As of yesterday, March 30, California Department of Food and Agriculture (CDFA) officials had released Orange County premises No. 2 from quarantine for equine herpesvirus-1 (EHV-1) after no additional cases were confirmed for 14 days.

As of March 13, CDFA had confirmed two cases of equine herpesvirus myeloencephalopathy (EHM, the neurologic form of EHV-1) and 14 cases of EHV-1 with fever or mild clinical signs on premises No. 2.

Also on March 30, at Orange County premises No. 3, another horse was confirmed with EHV-1 after exhibiting neurologic clinical signs. The affected horse is reported as recovering under veterinary care.

As of March 30, CDFA has confirmed three cases of EHM and 24 cases of EHV-1 with fever or mild clinical signs on premises No. 3. Two asymptomatic positives associated with this incident were also confirmed off premises.

 

EHV 101

Herpesvirus is highly contagious among horses and can cause a variety of ailments in equids, including rhinopneumonitis (a respiratory disease usually found in young horses), abortion in broodmares, and EHM.

In many horses, the first or only sign of EHV-1 infection is fever, which can go undetected. In addition to fever, other common signs of EHV-1 infection in young horses include cough, decreased appetite, depression, and a nasal discharge. Pregnant mares typically show no signs of infection before they abort, and abortions usually occur late in gestation (around eight months) but can be earlier. Abortions can occur anywhere from two weeks to several months following infection with EHV-1.

Horses with EHM usually have a fever at the onset of the disease and might show signs of a respiratory infection. A few days later, neurologic signs such as ataxia (incoordination), weakness or paralysis of the fore- and hind limbs, urine retention and dribbling, loss of tail tone, and recumbency (inability to rise) develop.

Herpesvirus is easily spread by nose-to-nose or close contact with an infectious horse; sharing contaminated equipment including bits, buckets, and towels; or clothing, hands, or equipment of people who have recently had contact with an infectious horse. Routine biosecurity measures, including hygiene and basic cleaning and disinfection practices, should be in place at all times to help prevent disease spread.

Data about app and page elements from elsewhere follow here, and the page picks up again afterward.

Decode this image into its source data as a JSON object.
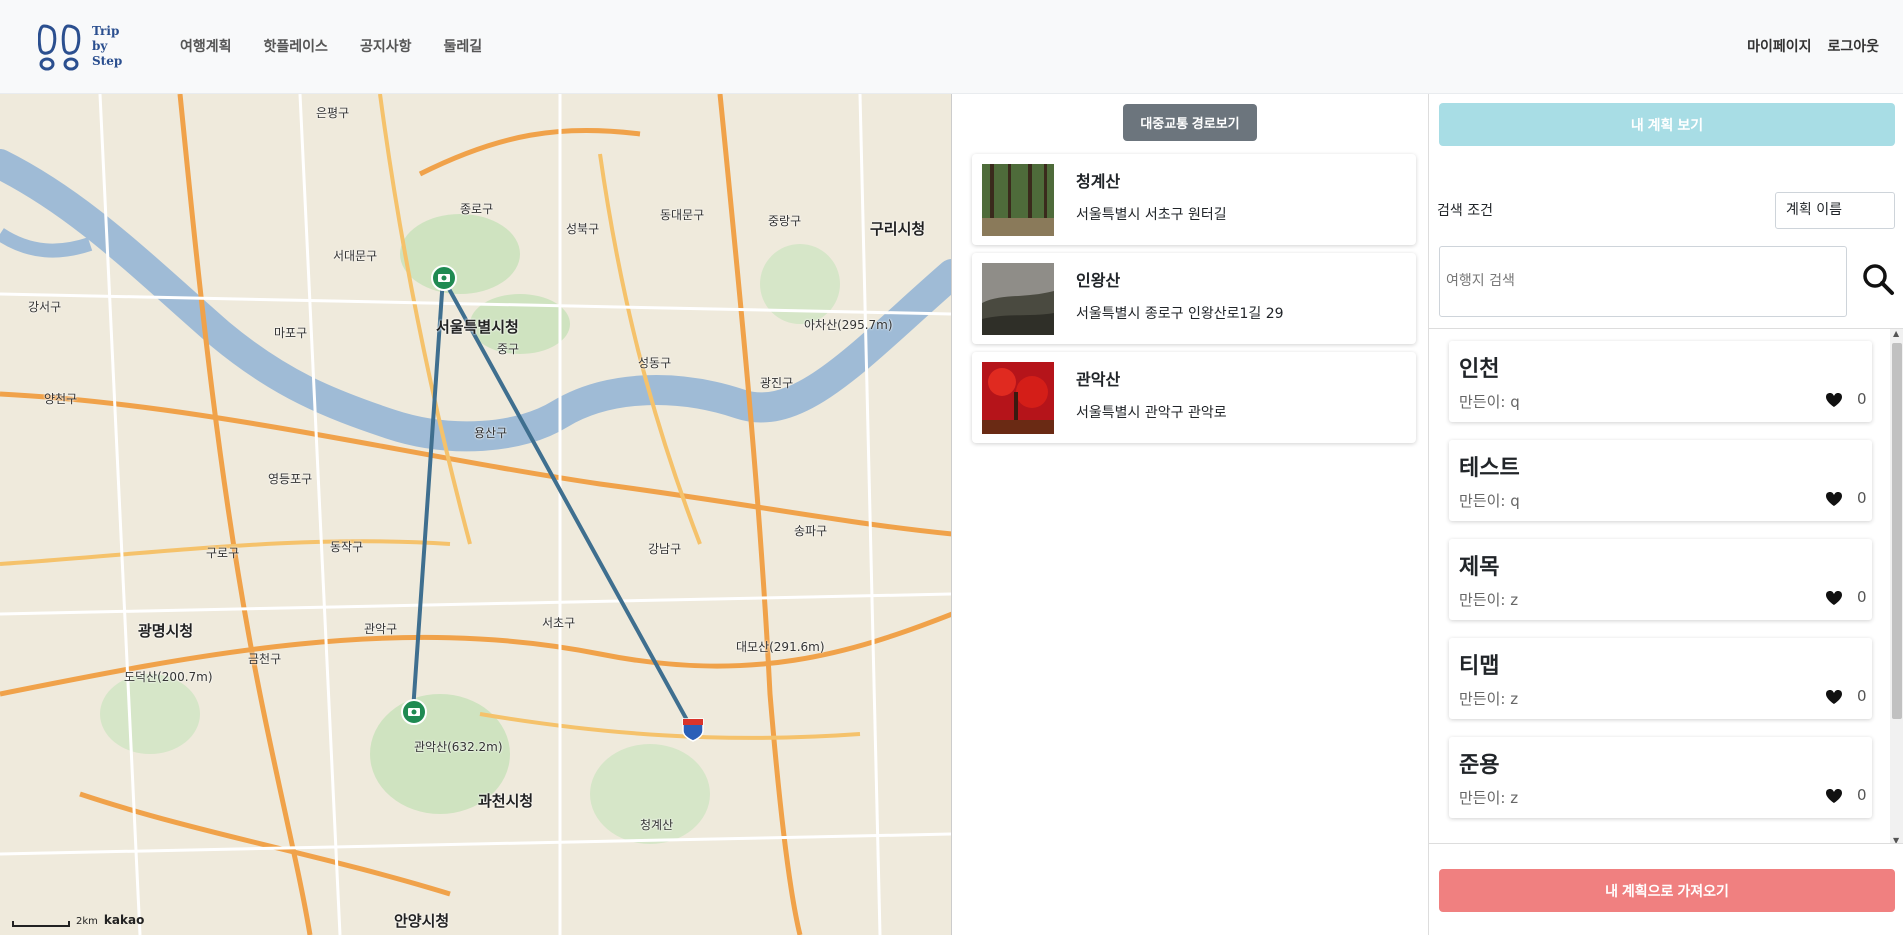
{
  "header": {
    "logo_text": [
      "Trip",
      "by",
      "Step"
    ],
    "nav": [
      "여행계획",
      "핫플레이스",
      "공지사항",
      "둘레길"
    ],
    "right_nav": [
      "마이페이지",
      "로그아웃"
    ]
  },
  "map": {
    "labels": [
      "은평구",
      "종로구",
      "서대문구",
      "서울특별시청",
      "중구",
      "성북구",
      "동대문구",
      "중랑구",
      "구리시청",
      "마포구",
      "용산구",
      "성동구",
      "광진구",
      "영등포구",
      "동작구",
      "구로구",
      "관악구",
      "서초구",
      "강남구",
      "송파구",
      "광명시청",
      "금천구",
      "과천시청",
      "안양시청",
      "아차산(295.7m)",
      "관악산(632.2m)",
      "대모산(291.6m)",
      "도덕산(200.7m)",
      "청계산",
      "양천구",
      "강서구"
    ],
    "scale": "2km",
    "brand": "kakao"
  },
  "middle": {
    "route_button": "대중교통 경로보기",
    "places": [
      {
        "name": "청계산",
        "address": "서울특별시 서초구 원터길"
      },
      {
        "name": "인왕산",
        "address": "서울특별시 종로구 인왕산로1길 29"
      },
      {
        "name": "관악산",
        "address": "서울특별시 관악구 관악로"
      }
    ]
  },
  "right": {
    "my_plan_button": "내 계획 보기",
    "search_condition_label": "검색 조건",
    "search_condition_value": "계획 이름",
    "search_placeholder": "여행지 검색",
    "plans": [
      {
        "title": "인천",
        "maker": "만든이: q",
        "likes": "0"
      },
      {
        "title": "테스트",
        "maker": "만든이: q",
        "likes": "0"
      },
      {
        "title": "제목",
        "maker": "만든이: z",
        "likes": "0"
      },
      {
        "title": "티맵",
        "maker": "만든이: z",
        "likes": "0"
      },
      {
        "title": "준용",
        "maker": "만든이: z",
        "likes": "0"
      }
    ],
    "import_button": "내 계획으로 가져오기"
  },
  "colors": {
    "route_btn": "#6c757d",
    "my_plan_btn": "#a8dde5",
    "import_btn": "#f08080",
    "river": "#9fbbd6",
    "route_line": "#3f6f8f"
  }
}
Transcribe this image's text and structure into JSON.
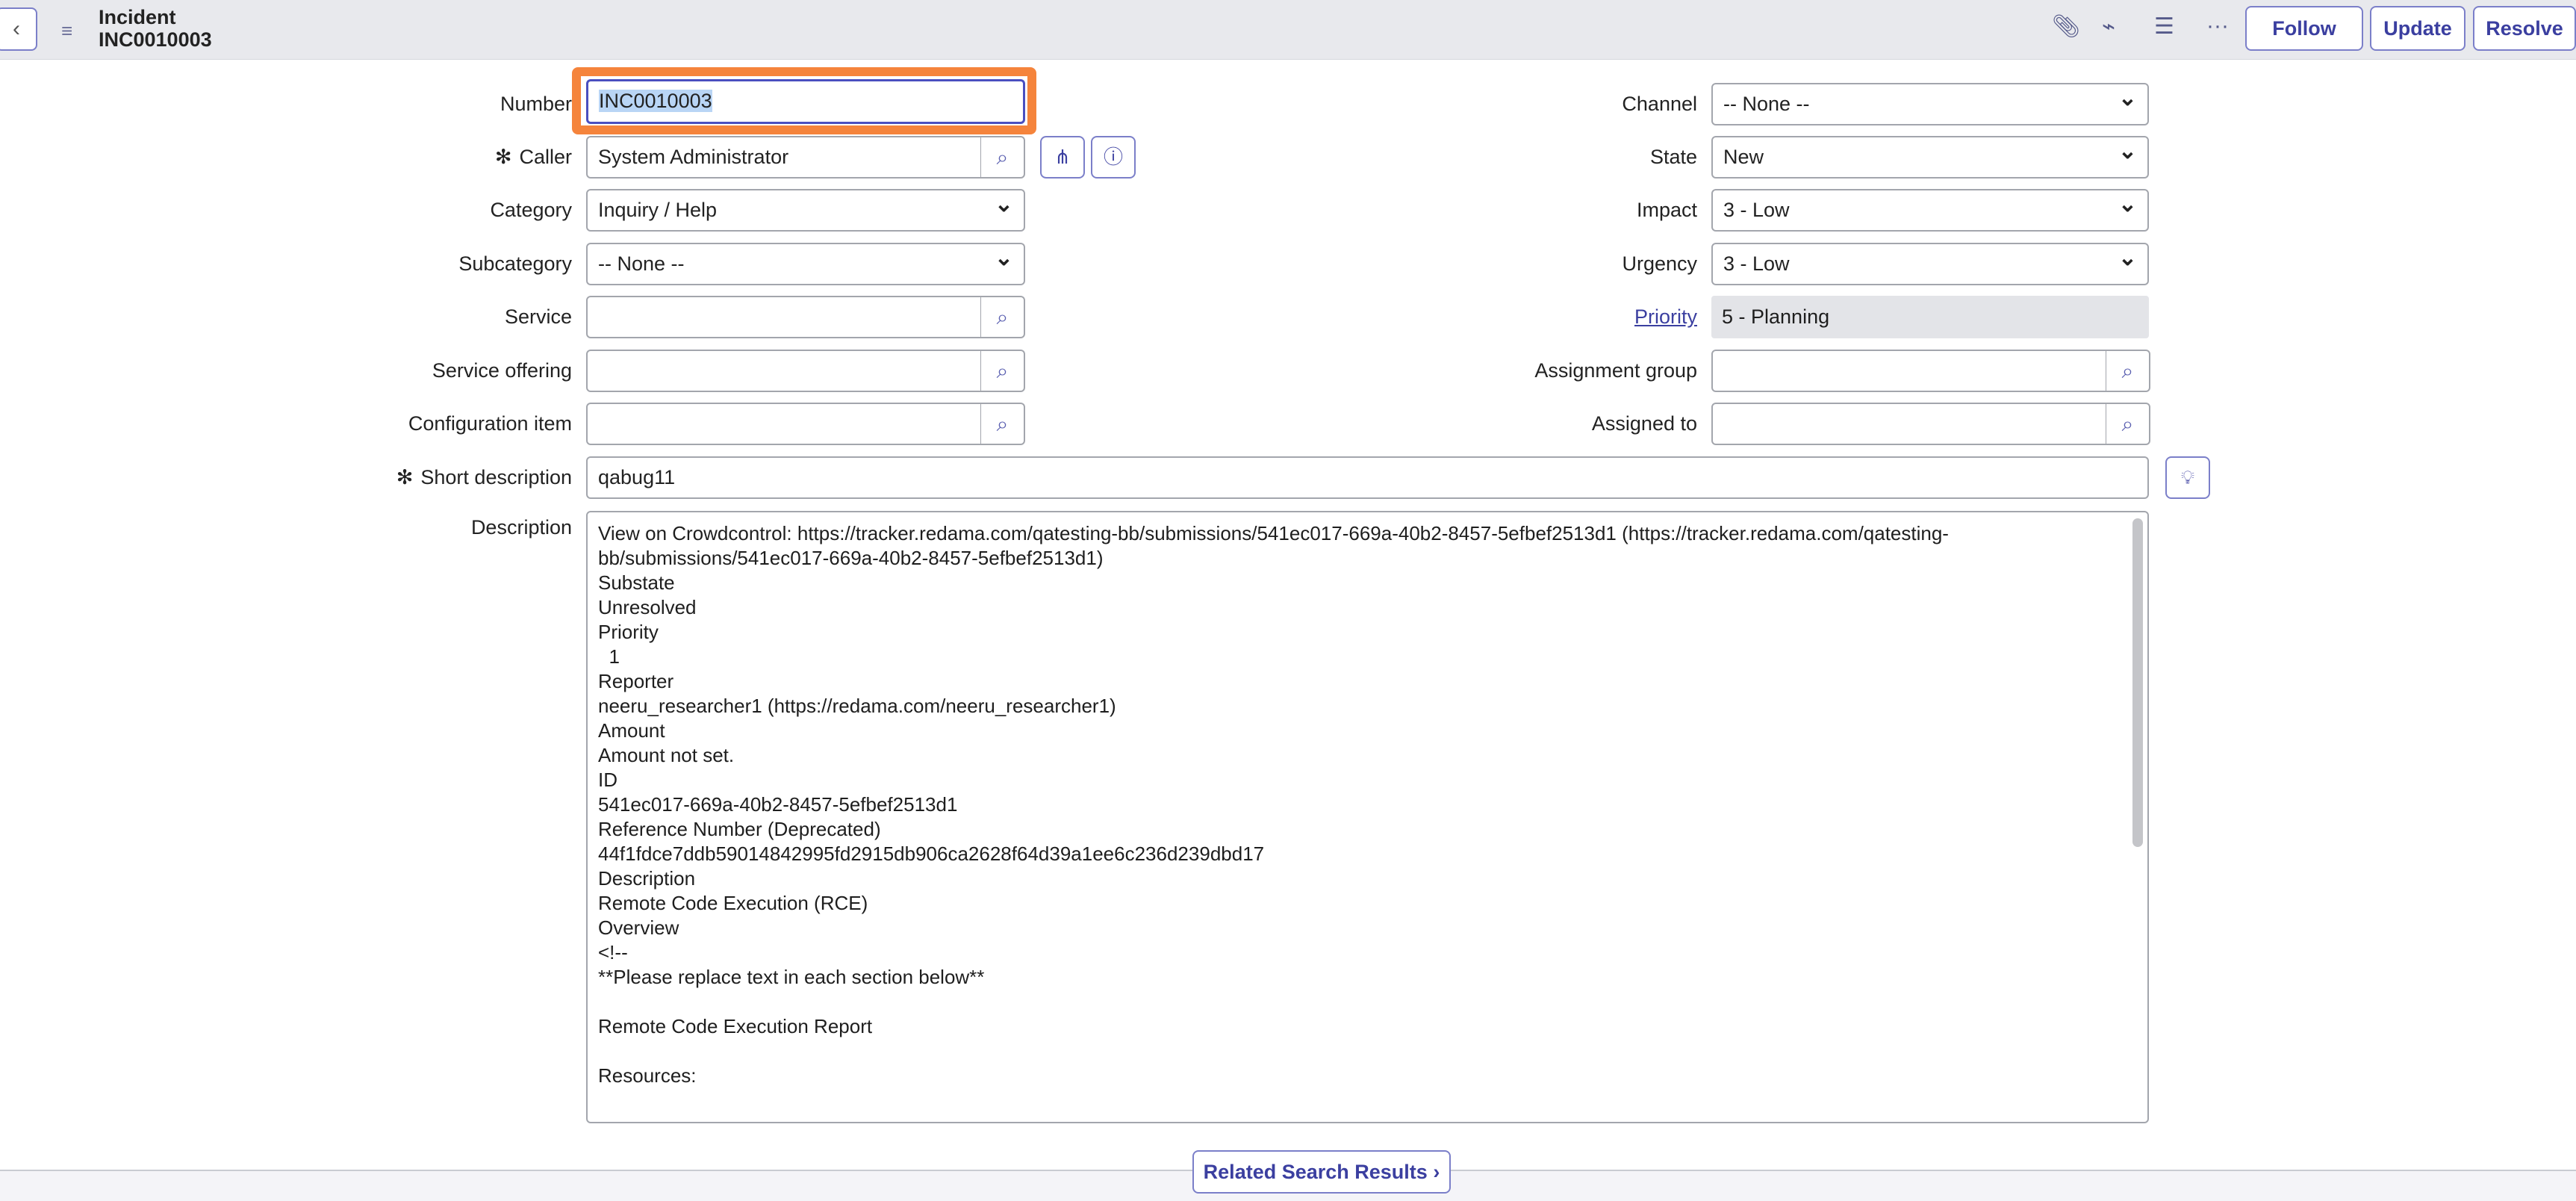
{
  "header": {
    "title": "Incident",
    "number": "INC0010003",
    "icons": [
      "back-icon",
      "menu-icon",
      "paperclip-icon",
      "activity-icon",
      "settings-sliders-icon",
      "more-icon"
    ],
    "buttons": {
      "follow": "Follow",
      "update": "Update",
      "resolve": "Resolve"
    }
  },
  "form": {
    "number": {
      "label": "Number",
      "value": "INC0010003"
    },
    "caller": {
      "label": "Caller",
      "value": "System Administrator"
    },
    "category": {
      "label": "Category",
      "value": "Inquiry / Help"
    },
    "subcategory": {
      "label": "Subcategory",
      "value": "-- None --"
    },
    "service": {
      "label": "Service",
      "value": ""
    },
    "service_offering": {
      "label": "Service offering",
      "value": ""
    },
    "configuration_item": {
      "label": "Configuration item",
      "value": ""
    },
    "short_description": {
      "label": "Short description",
      "value": "qabug11"
    },
    "description": {
      "label": "Description",
      "lines": [
        "View on Crowdcontrol: https://tracker.redama.com/qatesting-bb/submissions/541ec017-669a-40b2-8457-5efbef2513d1 (https://tracker.redama.com/qatesting-",
        "bb/submissions/541ec017-669a-40b2-8457-5efbef2513d1)",
        "Substate",
        "Unresolved",
        "Priority",
        "  1",
        "Reporter",
        "neeru_researcher1 (https://redama.com/neeru_researcher1)",
        "Amount",
        "Amount not set.",
        "ID",
        "541ec017-669a-40b2-8457-5efbef2513d1",
        "Reference Number (Deprecated)",
        "44f1fdce7ddb59014842995fd2915db906ca2628f64d39a1ee6c236d239dbd17",
        "Description",
        "Remote Code Execution (RCE)",
        "Overview",
        "<!--",
        "**Please replace text in each section below**",
        "",
        "Remote Code Execution Report",
        "",
        "Resources:"
      ]
    },
    "channel": {
      "label": "Channel",
      "value": "-- None --"
    },
    "state": {
      "label": "State",
      "value": "New"
    },
    "impact": {
      "label": "Impact",
      "value": "3 - Low"
    },
    "urgency": {
      "label": "Urgency",
      "value": "3 - Low"
    },
    "priority": {
      "label": "Priority",
      "value": "5 - Planning"
    },
    "assignment_group": {
      "label": "Assignment group",
      "value": ""
    },
    "assigned_to": {
      "label": "Assigned to",
      "value": ""
    }
  },
  "footer": {
    "related": "Related Search Results"
  },
  "colors": {
    "accent": "#3b3fa0",
    "highlight": "#f5843c"
  }
}
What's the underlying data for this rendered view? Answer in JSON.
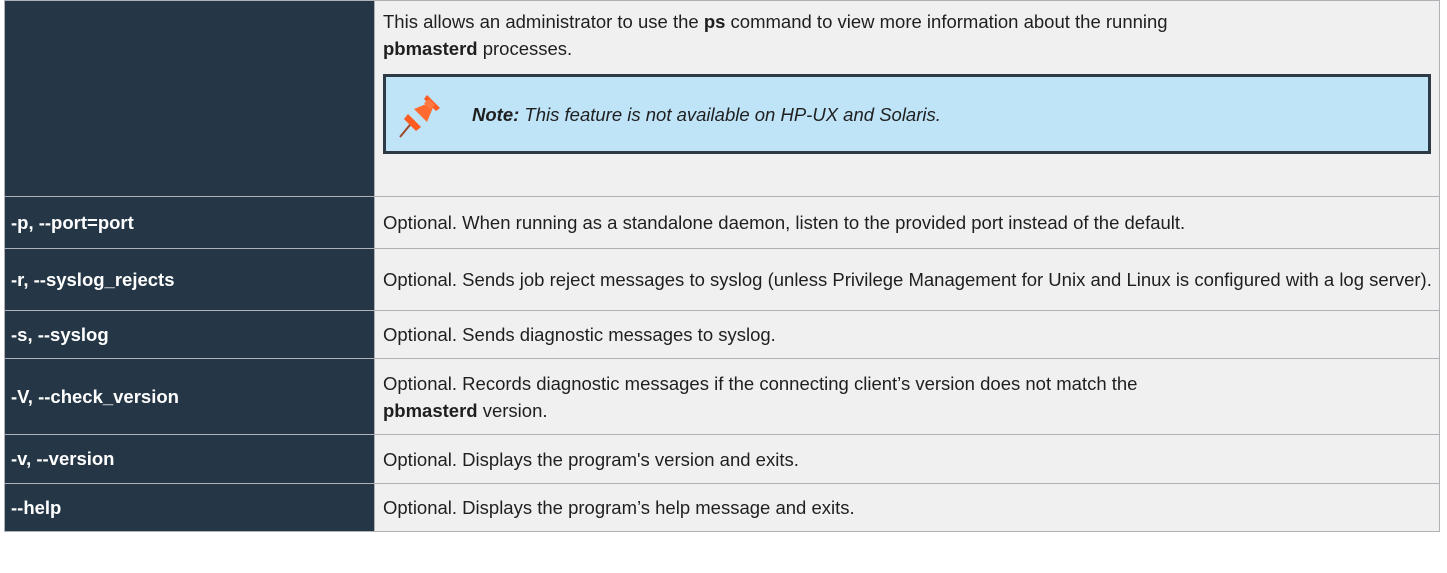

Current EHV-1 vaccines might reduce viral shedding but are not protective against the neurologic form of the disease. Implementing routine biosecurity practices is the best way to minimize viral spread, and the best method of disease control is disease prevention.